Unpacking doesn’t have to be a colossal weight on your shoulders, as long as you’re smart about it. Don’t just open boxes willy-nilly and let them spill out until you can’t find a place to walk. Do essentials first: the bathroom and bedroom. The rest, like the kitchen and living room, can wait until tomorrow or the next day, but you’re going to want to sleep or use the toilet pretty soon after arriving.
If you didn’t pack things like toilet paper or trash bags, make a trip to the store before you start unpacking. Once you’ve done all this, you can unpack at your own pace. You won’t be overrun by trash or have that horrifying experience of digging through all the boxes for a towel or something to wipe with. You will thank me. And then you can make the place your own, and trust me, the sooner you do that, the sooner you can start feeling like you belong in this new place.

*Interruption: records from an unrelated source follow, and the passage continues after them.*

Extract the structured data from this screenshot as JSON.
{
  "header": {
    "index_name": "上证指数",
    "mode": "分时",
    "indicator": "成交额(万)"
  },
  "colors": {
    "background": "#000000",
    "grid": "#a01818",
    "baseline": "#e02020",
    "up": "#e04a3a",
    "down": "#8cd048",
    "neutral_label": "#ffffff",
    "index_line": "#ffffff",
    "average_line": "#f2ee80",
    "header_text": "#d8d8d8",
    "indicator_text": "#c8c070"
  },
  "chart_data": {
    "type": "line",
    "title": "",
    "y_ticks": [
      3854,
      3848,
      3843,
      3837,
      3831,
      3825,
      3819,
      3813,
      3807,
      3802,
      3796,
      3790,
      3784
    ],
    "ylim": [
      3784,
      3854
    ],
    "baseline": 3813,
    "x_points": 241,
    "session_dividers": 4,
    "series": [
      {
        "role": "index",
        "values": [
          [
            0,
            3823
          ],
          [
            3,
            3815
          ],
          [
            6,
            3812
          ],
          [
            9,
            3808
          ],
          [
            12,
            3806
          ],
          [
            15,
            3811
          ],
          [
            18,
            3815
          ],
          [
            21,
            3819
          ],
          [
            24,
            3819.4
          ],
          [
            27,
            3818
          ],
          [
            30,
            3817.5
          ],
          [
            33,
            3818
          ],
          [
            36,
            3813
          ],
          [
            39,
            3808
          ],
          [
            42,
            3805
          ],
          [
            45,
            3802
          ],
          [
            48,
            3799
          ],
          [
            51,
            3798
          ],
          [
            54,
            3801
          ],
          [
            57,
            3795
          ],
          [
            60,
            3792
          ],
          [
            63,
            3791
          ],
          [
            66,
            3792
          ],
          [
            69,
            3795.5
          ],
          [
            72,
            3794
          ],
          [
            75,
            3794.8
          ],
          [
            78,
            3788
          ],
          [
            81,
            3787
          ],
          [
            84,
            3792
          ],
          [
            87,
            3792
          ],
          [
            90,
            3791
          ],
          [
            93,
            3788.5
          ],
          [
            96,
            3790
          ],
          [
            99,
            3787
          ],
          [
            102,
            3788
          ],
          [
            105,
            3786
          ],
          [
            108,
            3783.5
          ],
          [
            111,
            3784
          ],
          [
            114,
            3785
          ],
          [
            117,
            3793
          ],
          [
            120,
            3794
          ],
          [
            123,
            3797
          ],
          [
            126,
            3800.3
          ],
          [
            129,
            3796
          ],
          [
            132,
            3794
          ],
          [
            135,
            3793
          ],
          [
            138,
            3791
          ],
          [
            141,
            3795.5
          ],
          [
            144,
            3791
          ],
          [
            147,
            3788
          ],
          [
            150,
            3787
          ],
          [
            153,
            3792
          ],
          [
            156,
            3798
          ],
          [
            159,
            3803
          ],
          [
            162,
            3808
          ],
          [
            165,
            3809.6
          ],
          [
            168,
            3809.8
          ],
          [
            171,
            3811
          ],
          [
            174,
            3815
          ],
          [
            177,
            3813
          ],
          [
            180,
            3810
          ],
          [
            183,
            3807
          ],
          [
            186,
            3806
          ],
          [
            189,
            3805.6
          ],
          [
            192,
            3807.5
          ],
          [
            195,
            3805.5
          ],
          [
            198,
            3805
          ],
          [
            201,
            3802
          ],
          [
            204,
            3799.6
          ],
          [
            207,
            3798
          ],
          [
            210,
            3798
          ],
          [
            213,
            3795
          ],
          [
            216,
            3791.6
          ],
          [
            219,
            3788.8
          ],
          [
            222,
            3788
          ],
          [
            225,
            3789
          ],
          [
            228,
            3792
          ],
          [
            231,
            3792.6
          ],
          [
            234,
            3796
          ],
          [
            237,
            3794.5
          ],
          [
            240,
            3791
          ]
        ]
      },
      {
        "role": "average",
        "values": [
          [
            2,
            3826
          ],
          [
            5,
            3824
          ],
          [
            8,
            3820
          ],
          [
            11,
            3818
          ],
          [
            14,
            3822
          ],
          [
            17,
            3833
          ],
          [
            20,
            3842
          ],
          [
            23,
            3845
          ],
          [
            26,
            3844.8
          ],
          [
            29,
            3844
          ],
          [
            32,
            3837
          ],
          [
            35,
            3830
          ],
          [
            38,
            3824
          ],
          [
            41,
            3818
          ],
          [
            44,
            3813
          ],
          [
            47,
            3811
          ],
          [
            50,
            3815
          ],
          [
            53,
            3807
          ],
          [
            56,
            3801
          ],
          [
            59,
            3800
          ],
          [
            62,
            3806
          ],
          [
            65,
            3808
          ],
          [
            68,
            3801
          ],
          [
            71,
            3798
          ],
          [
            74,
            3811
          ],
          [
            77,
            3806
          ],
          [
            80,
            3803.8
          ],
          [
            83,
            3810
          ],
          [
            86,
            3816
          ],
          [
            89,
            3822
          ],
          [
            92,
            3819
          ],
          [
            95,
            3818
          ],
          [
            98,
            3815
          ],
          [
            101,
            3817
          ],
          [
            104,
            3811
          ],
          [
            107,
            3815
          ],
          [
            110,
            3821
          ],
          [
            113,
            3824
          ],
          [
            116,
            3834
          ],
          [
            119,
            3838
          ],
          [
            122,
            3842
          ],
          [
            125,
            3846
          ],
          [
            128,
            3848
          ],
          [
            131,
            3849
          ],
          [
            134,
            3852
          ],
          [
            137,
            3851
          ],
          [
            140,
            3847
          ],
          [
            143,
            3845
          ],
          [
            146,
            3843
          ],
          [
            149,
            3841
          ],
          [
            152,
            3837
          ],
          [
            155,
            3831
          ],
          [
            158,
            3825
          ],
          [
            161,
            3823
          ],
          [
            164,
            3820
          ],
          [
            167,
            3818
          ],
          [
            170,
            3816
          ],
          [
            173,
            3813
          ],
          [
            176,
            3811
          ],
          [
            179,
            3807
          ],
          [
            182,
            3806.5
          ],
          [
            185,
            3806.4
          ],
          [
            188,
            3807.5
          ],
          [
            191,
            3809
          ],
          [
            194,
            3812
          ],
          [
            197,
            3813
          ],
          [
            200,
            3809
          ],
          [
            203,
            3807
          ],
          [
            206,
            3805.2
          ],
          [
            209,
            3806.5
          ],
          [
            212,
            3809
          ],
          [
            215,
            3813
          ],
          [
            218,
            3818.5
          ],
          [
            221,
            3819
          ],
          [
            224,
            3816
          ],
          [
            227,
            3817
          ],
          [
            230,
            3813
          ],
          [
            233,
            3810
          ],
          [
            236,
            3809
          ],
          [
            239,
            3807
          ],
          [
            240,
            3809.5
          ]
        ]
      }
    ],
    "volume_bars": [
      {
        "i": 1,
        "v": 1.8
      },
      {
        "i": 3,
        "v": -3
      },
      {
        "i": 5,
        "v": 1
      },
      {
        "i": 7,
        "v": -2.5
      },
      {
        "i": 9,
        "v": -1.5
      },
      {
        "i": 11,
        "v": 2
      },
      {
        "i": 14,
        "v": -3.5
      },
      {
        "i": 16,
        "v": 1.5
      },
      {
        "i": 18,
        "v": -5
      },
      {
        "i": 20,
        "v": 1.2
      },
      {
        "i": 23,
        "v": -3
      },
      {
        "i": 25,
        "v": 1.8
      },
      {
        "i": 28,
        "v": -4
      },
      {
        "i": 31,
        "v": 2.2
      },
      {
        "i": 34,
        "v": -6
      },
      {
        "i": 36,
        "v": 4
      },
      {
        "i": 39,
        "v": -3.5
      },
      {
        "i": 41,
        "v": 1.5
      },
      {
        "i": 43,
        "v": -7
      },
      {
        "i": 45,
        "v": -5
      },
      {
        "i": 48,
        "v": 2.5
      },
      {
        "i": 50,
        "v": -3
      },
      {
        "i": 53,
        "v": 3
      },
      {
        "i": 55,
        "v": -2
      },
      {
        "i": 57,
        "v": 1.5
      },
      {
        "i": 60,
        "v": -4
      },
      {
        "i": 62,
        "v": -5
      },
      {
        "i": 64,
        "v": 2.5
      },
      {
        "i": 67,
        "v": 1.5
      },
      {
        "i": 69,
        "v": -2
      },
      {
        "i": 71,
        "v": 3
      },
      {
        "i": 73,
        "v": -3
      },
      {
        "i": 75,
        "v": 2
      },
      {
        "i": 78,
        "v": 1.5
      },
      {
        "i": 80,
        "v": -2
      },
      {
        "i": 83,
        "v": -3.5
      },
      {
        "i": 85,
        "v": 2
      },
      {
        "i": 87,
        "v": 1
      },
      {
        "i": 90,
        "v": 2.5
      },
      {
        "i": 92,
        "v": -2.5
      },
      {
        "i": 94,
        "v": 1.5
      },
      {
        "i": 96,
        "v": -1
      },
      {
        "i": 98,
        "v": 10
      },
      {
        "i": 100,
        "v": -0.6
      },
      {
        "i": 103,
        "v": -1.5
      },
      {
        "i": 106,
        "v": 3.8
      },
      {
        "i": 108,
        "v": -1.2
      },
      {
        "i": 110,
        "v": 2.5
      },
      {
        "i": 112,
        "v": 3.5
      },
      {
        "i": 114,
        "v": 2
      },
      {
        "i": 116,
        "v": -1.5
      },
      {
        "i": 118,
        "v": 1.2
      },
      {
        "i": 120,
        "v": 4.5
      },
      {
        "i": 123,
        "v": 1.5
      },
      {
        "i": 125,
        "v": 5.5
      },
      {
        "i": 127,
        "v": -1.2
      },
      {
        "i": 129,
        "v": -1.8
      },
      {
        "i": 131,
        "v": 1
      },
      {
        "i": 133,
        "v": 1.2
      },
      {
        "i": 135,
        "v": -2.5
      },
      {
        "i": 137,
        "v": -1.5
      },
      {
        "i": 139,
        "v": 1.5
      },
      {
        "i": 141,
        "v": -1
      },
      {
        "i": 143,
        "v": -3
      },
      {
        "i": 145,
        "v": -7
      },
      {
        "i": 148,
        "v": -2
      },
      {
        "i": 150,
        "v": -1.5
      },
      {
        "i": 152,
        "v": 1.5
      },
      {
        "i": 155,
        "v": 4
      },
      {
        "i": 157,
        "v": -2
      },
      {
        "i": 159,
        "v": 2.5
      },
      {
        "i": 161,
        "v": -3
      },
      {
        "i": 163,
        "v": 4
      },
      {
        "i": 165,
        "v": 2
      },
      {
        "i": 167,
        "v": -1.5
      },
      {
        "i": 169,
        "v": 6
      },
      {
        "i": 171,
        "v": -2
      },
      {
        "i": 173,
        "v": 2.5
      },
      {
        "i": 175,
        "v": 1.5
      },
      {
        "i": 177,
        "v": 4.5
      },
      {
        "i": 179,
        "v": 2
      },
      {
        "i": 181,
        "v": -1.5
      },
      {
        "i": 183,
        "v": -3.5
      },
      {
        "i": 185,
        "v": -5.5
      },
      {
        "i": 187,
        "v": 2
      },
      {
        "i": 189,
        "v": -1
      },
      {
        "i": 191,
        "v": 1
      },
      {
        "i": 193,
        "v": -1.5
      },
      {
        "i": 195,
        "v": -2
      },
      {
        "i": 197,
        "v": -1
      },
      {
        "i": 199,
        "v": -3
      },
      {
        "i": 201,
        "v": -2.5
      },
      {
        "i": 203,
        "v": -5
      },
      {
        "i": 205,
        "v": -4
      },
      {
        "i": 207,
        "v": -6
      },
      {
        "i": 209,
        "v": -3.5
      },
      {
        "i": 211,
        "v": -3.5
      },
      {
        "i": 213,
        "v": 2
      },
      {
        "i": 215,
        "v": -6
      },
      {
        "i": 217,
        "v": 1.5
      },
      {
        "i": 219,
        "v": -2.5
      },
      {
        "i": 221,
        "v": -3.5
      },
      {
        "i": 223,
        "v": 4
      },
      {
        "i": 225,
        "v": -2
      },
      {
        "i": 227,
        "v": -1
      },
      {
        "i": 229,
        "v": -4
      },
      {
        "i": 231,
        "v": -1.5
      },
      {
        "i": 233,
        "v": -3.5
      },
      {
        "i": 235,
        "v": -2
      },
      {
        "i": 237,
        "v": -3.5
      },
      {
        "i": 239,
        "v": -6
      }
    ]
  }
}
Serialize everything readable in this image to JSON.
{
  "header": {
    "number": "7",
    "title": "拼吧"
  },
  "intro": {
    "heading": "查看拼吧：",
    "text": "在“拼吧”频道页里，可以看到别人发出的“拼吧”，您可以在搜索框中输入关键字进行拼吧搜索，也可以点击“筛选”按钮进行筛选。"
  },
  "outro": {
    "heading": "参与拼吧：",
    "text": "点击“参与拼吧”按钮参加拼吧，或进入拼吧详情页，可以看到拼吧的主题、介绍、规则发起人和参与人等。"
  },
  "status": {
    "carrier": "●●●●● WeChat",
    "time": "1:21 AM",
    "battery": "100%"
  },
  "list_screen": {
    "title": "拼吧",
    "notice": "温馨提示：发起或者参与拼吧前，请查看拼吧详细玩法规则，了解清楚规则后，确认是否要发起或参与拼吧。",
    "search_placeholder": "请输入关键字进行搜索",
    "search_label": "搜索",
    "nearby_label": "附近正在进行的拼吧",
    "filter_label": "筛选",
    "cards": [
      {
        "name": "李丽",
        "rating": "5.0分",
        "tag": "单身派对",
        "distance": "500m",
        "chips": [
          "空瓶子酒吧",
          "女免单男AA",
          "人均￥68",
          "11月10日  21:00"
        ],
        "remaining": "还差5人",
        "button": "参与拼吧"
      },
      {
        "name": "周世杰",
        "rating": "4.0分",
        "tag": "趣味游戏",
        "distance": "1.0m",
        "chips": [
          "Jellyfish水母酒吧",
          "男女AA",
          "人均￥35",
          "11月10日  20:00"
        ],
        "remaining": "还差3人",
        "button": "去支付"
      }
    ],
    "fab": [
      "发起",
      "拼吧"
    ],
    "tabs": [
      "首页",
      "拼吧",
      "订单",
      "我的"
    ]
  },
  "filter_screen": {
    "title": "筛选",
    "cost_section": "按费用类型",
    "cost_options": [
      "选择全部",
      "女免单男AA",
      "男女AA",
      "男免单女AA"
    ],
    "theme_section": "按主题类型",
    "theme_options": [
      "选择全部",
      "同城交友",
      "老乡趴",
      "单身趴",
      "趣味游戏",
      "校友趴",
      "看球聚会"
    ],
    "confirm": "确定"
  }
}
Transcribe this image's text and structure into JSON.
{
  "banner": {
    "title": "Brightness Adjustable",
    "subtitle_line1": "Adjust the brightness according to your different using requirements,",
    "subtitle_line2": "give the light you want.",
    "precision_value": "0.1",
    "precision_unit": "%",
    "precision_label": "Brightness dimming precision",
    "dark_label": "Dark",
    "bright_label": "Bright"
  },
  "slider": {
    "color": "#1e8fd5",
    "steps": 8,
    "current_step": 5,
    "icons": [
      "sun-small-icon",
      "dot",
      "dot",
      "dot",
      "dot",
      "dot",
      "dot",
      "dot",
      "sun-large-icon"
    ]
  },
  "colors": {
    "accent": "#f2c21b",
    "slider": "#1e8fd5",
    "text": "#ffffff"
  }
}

9. Throwing a Housewarming Party
Now you can celebrate. If you’ve moved within travel distance of friends and family, invite them to come see your new habitat. If not, then here’s your chance to make new friends by inviting neighbors, new co-workers, or anyone who strikes your fancy. Even if it seems awkward at first, you’ll see the wisdom later when you can actually call your neighbors by name and your co-workers feel comfortable inviting you to their homes. It will also give you an excuse to locate the nearest liquor store, game store, party store—whatever kind of store sounds fun to you.